Masand P, Han C, Pae CU. Will the Proteus sensor enhance adherence to aripiprazole or other antipsychotics? Expert Rev Neurother. 2017 Apr;17(4):319-321. PubMed PMID: 28132567.
Non-adherence is a big problem in persons with schizophrenia. Patient self-report and clinician impression have been shown to underestimate non-adherence. Can digital technology help to better monitor adherence?
On November 13, 2017, the United States Food and Drug Administration (FDA) approved a new product containing aripiprazole with a sensor with the brand name Abilify MyCite.
The product contains aripiprazole along with a sensor called an Ingestible Event Marker (IEM). When the pill is ingested by the patient, the sensor sends a signal to a patch that the patient wears on the left lower ribcage. This signal is then transmitted from the sensor on the ribcage to an app on a digital device (either a smartphone or a tablet). Together, this is called a Digital medicine system (DMS). The patient can give permission to caregivers and clinicians to access this information.
The product is approved by the FDA for the same indications as the drug (brand name Abilify).
The paper discussed here evaluated this Digital Management System. The aim was to evaluate the usability and acceptability of the system.
This was a multicenter, phase IIa, open-label study. Patients were not blinded and there was no control group.
Adult patients with schizophrenia were enrolled and treated with aripiprazole with sensor.
After enrollment, patients first entered a training phase consisting of three visits at one-week intervals.
This was followed by a five-week “independent phase”.
Sixty-seven patients with schizophrenia were enrolled in the study and 73% completed the study.
The mean age of the participants was about 47 years. The majority of them were male (75%) and black (76%).
Importantly, 70% of the patients were rated to be mildly ill.
Participants were asked to apply the wearable sensor, change it about once a week, and to pair it each time with the digital device. By the end of the study, 55% of the participants were able to do these tasks independently and another 27% were able to do them with minimal assistance.
The participants wore the wearable sensor for a median of 78% of the time in the trial.
At the last visit, 78% of patients reported being “somewhat satisfied,” “satisfied,” or “extremely satisfied” with the digital management system. But “somewhat satisfied” is a rating that may be easily achieved. Unfortunately, the percentage of patients who reported being “satisfied” or “extremely satisfied” was not reported in the paper.
The authors concluded that a high proportion of the participants were able to use the digital management system and reported satisfaction with it.
They also concluded that these data support the potential utility of the Digital Management System in clinical practice.

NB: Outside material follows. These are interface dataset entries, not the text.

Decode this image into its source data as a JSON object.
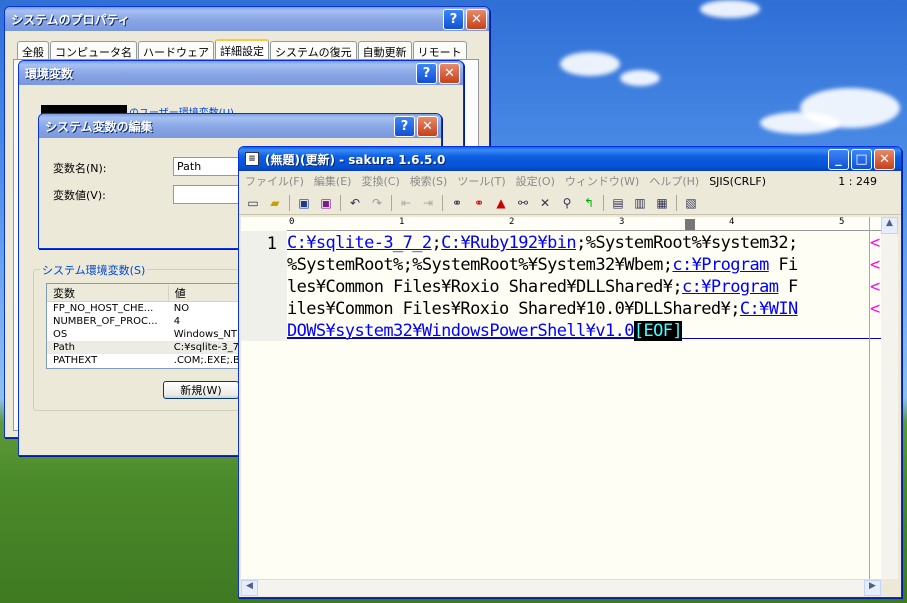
{
  "sysprops": {
    "title": "システムのプロパティ",
    "help_glyph": "?",
    "close_glyph": "✕",
    "tabs": [
      "全般",
      "コンピュータ名",
      "ハードウェア",
      "詳細設定",
      "システムの復元",
      "自動更新",
      "リモート"
    ]
  },
  "envvars": {
    "title": "環境変数",
    "user_group_label": "のユーザー環境変数(U)",
    "system_group_label": "システム環境変数(S)",
    "col_variable": "変数",
    "col_value": "値",
    "rows": [
      {
        "name": "FP_NO_HOST_CHE...",
        "value": "NO"
      },
      {
        "name": "NUMBER_OF_PROC...",
        "value": "4"
      },
      {
        "name": "OS",
        "value": "Windows_NT"
      },
      {
        "name": "Path",
        "value": "C:¥sqlite-3_7_"
      },
      {
        "name": "PATHEXT",
        "value": ".COM;.EXE;.BA"
      }
    ],
    "new_button": "新規(W)"
  },
  "editvar": {
    "title": "システム変数の編集",
    "name_label": "変数名(N):",
    "name_value": "Path",
    "value_label": "変数値(V):",
    "value_value": ""
  },
  "sakura": {
    "title": "(無題)(更新) - sakura 1.6.5.0",
    "menu": [
      "ファイル(F)",
      "編集(E)",
      "変換(C)",
      "検索(S)",
      "ツール(T)",
      "設定(O)",
      "ウィンドウ(W)",
      "ヘルプ(H)"
    ],
    "encoding": "SJIS(CRLF)",
    "cursor_pos": "1 : 249",
    "line_number": "1",
    "ruler_marks": [
      "0",
      "1",
      "2",
      "3",
      "4",
      "5"
    ],
    "lines": [
      [
        {
          "t": "C:¥sqlite-3_7_2",
          "u": true
        },
        {
          "t": ";",
          "u": false
        },
        {
          "t": "C:¥Ruby192¥bin",
          "u": true
        },
        {
          "t": ";%SystemRoot%¥system32;",
          "u": false
        }
      ],
      [
        {
          "t": "%SystemRoot%;%SystemRoot%¥System32¥Wbem;",
          "u": false
        },
        {
          "t": "c:¥Program",
          "u": true
        },
        {
          "t": " Fi",
          "u": false
        }
      ],
      [
        {
          "t": "les¥Common Files¥Roxio Shared¥DLLShared¥;",
          "u": false
        },
        {
          "t": "c:¥Program",
          "u": true
        },
        {
          "t": " F",
          "u": false
        }
      ],
      [
        {
          "t": "iles¥Common Files¥Roxio Shared¥10.0¥DLLShared¥;",
          "u": false
        },
        {
          "t": "C:¥WIN",
          "u": true
        }
      ],
      [
        {
          "t": "DOWS¥system32¥WindowsPowerShell¥v1.0",
          "u": true
        }
      ]
    ],
    "eof": "[EOF]",
    "wrap_glyph": "<",
    "min_glyph": "_",
    "max_glyph": "□",
    "close_glyph": "✕",
    "toolbar_icons": [
      "new-icon",
      "open-icon",
      "save-icon",
      "save-all-icon",
      "undo-icon",
      "redo-icon",
      "back-icon",
      "forward-icon",
      "find-icon",
      "find-next-icon",
      "find-prev-icon",
      "replace-icon",
      "grep-icon",
      "bookmark-icon",
      "jump-icon",
      "outline-icon",
      "type-icon",
      "settings-icon",
      "font-icon"
    ]
  }
}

On the one hand, it is exciting and interesting to see this innovation in treatment. I am hopeful that in the future, significant improvements and innovations will occur in relation to digital technology that could help monitor adherence.
But with regard to this particular study, we must note that the participants were not particularly ill at the time of the study. Also, they were being paid to participate in the study. Lastly, the study lasted for only eight weeks. Yet, it was not uncommon for patients to not use the wearable sensor or to discontinue participation in the study (27% of those enrolled).
My concern is that the system may work the least in those who need it the most—patients who are more severely ill, who have worse insight, and who are more disorganized.
An Editorial about the potential utility of this sensor technology (Masand et al., 2017) noted several limitations of the study and of the technology:
- It will be difficult for the clinician to convince patients who are paranoid that the Digital Management System is not monitoring them in other ways—their thoughts, actions, etc.
- Managing the privacy issues around the collection and storage of personal health data on digital devices (smartphones, tablets) will be challenging.
- Using the Digital Management System is time-intensive
- The system may help to identify non-adherence, but doesn’t help to assess the reasons for it.
In addition to these concerns, it should also be noted that there is no data to suggest that use of the Digital Management System will achieve its intended goal of improving adherence to the medication.